"Think of it as having your body recreated in the thymus," explained study senior author Diane Mathis, a professor of immunology at Harvard Medical School. "For me, it was a revelation to be able to see with my own eyes muscle-like cells in the thymus or several very different types of intestinal cells."
The immune system has to be ready to respond to a pathogen right away, and it also has to be carefully controlled. An immune system that goes awry, whether it cannot be turned off or starts attacking its own body, can be deadly. The immune system has to be trained well, or else.
T cells are on the front lines of the immune system. Immature T cells are trained in the thymus, and they learn how to recognize problematic cells, like cancer, or infections. T cells can mount an immune response when necessary and can hold a kind of memory of past infections so our body responds to them more quickly when they're encountered again. But how can T cells know which cells it should, or should not, start to attack?

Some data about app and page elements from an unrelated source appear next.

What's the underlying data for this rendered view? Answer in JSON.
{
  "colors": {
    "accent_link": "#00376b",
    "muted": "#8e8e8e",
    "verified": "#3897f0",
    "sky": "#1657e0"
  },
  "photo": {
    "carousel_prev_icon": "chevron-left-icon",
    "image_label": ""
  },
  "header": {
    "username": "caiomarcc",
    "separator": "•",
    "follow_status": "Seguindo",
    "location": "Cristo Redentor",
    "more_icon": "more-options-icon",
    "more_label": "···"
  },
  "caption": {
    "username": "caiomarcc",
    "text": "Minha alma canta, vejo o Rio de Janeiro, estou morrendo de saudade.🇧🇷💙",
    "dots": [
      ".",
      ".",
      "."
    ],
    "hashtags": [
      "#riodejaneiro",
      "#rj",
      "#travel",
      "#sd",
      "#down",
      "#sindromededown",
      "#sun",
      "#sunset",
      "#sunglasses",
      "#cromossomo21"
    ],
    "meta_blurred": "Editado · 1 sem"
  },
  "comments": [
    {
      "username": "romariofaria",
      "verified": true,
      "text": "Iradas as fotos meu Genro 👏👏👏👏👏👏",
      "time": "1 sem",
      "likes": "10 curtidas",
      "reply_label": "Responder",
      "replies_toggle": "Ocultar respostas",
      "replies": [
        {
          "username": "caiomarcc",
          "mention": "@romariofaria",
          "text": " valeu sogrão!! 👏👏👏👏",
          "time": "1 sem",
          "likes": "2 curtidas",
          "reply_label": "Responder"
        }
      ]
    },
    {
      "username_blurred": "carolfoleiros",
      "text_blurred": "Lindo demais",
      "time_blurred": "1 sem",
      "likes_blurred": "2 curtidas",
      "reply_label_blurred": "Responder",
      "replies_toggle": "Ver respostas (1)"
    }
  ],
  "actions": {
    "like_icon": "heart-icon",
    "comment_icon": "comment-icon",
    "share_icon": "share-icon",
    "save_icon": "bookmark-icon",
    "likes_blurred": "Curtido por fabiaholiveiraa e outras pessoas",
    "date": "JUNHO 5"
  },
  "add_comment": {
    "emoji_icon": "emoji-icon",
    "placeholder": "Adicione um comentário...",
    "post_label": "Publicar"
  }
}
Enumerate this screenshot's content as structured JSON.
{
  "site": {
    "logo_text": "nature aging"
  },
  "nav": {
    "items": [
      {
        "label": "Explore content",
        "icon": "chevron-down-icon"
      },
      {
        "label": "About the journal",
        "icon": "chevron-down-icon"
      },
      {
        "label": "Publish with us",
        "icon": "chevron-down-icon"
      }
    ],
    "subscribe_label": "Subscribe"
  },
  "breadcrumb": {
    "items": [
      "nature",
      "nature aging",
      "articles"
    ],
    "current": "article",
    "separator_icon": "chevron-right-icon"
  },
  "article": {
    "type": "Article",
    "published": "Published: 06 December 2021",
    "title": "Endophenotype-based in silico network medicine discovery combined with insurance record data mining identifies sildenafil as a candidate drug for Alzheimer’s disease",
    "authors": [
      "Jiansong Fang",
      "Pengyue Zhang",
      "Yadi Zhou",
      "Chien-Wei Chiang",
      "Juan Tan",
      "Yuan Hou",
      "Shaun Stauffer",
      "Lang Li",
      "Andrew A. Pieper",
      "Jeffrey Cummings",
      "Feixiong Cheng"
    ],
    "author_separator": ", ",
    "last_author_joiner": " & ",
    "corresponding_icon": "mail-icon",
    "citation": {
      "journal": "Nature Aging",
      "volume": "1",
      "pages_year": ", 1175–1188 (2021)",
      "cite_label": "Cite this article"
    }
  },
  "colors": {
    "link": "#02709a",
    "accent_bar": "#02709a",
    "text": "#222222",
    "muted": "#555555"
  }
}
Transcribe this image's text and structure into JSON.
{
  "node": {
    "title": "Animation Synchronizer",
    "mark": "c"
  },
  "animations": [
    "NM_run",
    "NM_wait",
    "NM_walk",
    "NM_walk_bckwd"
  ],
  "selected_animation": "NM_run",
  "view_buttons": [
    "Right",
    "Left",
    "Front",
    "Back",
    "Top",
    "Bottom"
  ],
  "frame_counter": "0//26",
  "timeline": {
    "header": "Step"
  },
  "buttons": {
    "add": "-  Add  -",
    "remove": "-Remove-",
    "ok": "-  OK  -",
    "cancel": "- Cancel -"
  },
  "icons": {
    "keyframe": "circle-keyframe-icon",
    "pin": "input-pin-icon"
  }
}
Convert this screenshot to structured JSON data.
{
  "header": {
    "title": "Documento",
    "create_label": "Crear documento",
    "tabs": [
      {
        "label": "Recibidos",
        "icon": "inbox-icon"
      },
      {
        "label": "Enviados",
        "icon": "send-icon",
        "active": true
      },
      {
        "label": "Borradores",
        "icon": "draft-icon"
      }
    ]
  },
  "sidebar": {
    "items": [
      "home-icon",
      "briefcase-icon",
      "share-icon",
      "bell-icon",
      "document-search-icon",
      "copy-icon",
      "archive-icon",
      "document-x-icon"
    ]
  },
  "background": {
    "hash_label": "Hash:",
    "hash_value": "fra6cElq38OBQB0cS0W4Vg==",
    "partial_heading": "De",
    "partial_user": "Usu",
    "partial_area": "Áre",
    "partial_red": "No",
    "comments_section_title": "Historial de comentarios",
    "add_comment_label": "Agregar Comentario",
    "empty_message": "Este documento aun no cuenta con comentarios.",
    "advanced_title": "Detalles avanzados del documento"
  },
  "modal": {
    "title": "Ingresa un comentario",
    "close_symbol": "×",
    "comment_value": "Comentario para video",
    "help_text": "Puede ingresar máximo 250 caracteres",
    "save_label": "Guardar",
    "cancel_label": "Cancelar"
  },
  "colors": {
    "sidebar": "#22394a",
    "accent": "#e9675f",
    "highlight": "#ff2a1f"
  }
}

"T cells get educated in the thymus, but the thymus is not a gut, it's not a pancreas," noted first study author and Harvard Medical School MD/PhD student Daniel Michelson. "There's no reason why these T cells should be able to recognize these organs before they leave the thymus."
This research brings new findings together with old observations; there are cells in there thymus that resemble other cell types that are found in muscle, skin, or intestine. These mimicking cells are acting like teachers. The identity of a cell is largely defined by the genes it expresses, so these special thymic cells use transcription factors, which control gene expression, to take on different identities by expressing certain genes normally expressed in other tissues. The immature T cells in the thymus can then learn to recognize many types of cells of the self in the thymus, in a kind of training program.
The T cells that don't do well in training, and attack self-antigens are then repurposed into other cell types, or programmed to self destruct. The thymus can eliminate autoreactive cells, said Michelson.
This work also indicated that a protein called AIRE, which had been thought to be an important part of self-reactive T cell elimination, is actually not the only protein involved. The researchers suggested that the cells identified in this study could be related to autoimmune disorders too, and they are planning to follow up on that hypothesis.